* [Work task]: Scan the data for "JSON" and copy the lines it appears in.

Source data
----

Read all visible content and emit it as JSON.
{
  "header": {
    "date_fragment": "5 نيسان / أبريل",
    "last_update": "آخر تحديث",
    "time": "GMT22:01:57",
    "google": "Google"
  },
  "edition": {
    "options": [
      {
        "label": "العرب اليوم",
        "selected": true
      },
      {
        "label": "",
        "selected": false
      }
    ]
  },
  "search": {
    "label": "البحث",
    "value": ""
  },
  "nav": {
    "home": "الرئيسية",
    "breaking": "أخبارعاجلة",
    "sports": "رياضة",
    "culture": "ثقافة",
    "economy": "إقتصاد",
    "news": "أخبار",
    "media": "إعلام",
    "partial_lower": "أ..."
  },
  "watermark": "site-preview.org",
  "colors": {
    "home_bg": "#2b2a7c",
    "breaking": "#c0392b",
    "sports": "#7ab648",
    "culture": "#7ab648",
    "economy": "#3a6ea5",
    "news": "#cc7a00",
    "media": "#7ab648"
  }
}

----

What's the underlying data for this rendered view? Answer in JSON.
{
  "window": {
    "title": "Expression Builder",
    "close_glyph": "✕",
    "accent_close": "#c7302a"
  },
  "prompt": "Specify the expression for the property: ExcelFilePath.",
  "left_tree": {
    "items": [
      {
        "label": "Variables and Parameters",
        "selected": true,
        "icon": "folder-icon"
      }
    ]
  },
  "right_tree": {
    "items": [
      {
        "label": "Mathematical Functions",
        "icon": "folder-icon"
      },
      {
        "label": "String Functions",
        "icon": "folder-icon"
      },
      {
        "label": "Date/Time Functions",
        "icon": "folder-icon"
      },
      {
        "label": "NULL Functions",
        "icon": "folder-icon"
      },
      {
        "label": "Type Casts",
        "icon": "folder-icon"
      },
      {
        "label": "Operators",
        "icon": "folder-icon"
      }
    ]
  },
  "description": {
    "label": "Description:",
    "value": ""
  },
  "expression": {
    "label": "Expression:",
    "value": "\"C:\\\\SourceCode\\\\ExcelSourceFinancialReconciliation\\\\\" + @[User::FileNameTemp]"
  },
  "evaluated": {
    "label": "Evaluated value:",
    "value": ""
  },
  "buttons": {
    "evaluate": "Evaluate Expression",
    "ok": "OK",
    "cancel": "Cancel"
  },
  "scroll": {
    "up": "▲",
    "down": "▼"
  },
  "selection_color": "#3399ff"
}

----

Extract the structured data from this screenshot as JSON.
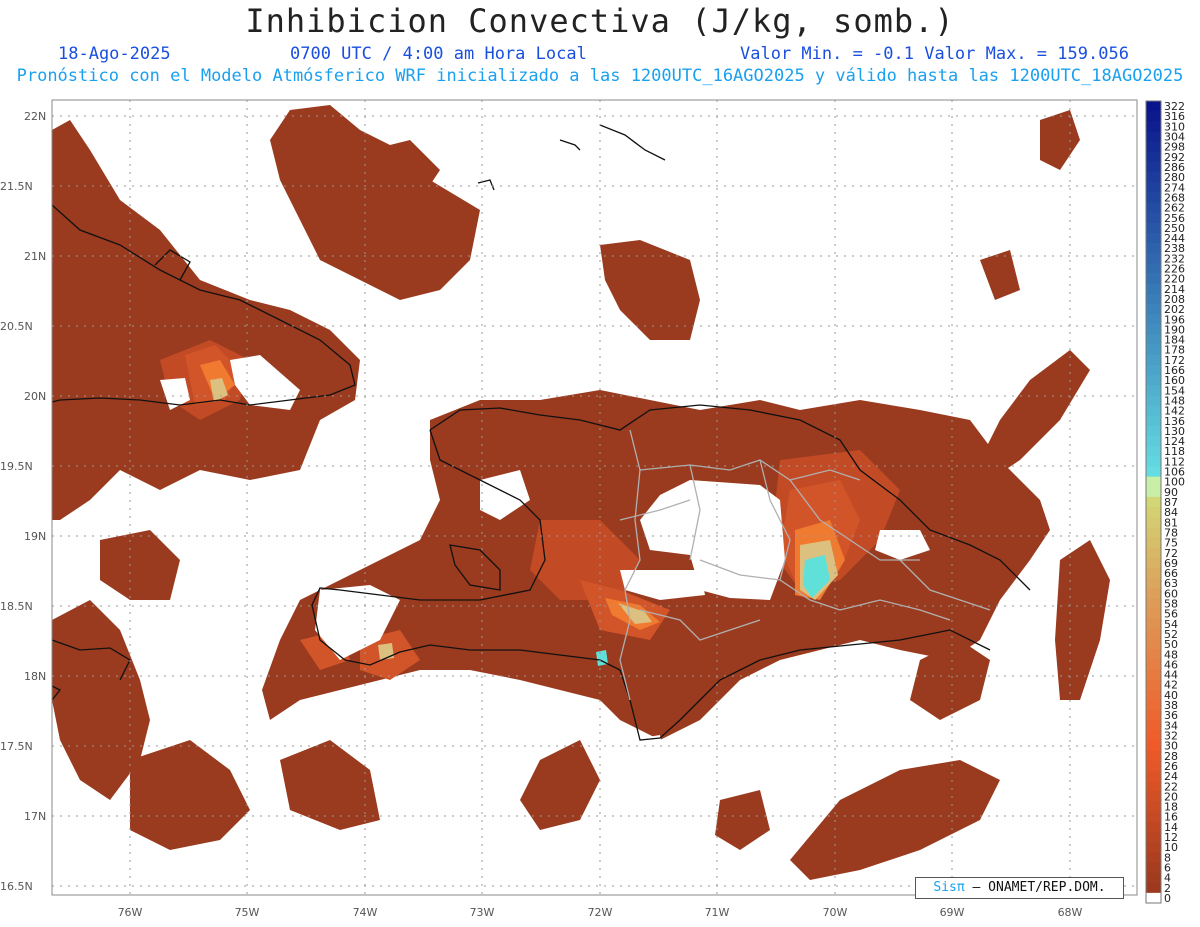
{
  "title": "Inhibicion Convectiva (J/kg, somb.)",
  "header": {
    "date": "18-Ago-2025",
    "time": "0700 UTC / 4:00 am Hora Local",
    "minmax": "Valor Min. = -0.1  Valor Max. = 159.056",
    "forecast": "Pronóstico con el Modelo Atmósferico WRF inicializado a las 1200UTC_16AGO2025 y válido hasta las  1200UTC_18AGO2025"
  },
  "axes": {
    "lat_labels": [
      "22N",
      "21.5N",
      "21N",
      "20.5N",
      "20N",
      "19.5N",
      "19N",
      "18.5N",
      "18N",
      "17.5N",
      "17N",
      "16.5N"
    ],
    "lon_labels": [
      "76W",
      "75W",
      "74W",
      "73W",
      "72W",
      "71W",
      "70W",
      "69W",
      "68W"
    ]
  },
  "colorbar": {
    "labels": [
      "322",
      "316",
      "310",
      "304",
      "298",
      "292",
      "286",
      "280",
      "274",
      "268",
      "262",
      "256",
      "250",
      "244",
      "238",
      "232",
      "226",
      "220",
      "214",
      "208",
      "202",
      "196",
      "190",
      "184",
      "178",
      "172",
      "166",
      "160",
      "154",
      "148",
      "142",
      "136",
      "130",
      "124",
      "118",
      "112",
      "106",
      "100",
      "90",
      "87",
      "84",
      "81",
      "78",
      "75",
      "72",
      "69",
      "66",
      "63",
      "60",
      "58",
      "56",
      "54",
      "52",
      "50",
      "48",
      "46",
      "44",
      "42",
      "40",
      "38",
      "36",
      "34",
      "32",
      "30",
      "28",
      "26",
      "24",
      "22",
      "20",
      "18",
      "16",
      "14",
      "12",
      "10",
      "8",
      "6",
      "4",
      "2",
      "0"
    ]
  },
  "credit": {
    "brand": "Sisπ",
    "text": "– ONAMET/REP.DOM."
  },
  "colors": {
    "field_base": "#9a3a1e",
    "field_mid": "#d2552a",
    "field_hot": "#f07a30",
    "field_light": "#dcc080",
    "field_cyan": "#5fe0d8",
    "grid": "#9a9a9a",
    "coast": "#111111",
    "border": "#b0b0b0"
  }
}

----

* [Solution]:
Read all visible content and emit it as JSON.
What's the underlying data for this rendered view? Answer in JSON.
Extract the structured data from this screenshot as JSON.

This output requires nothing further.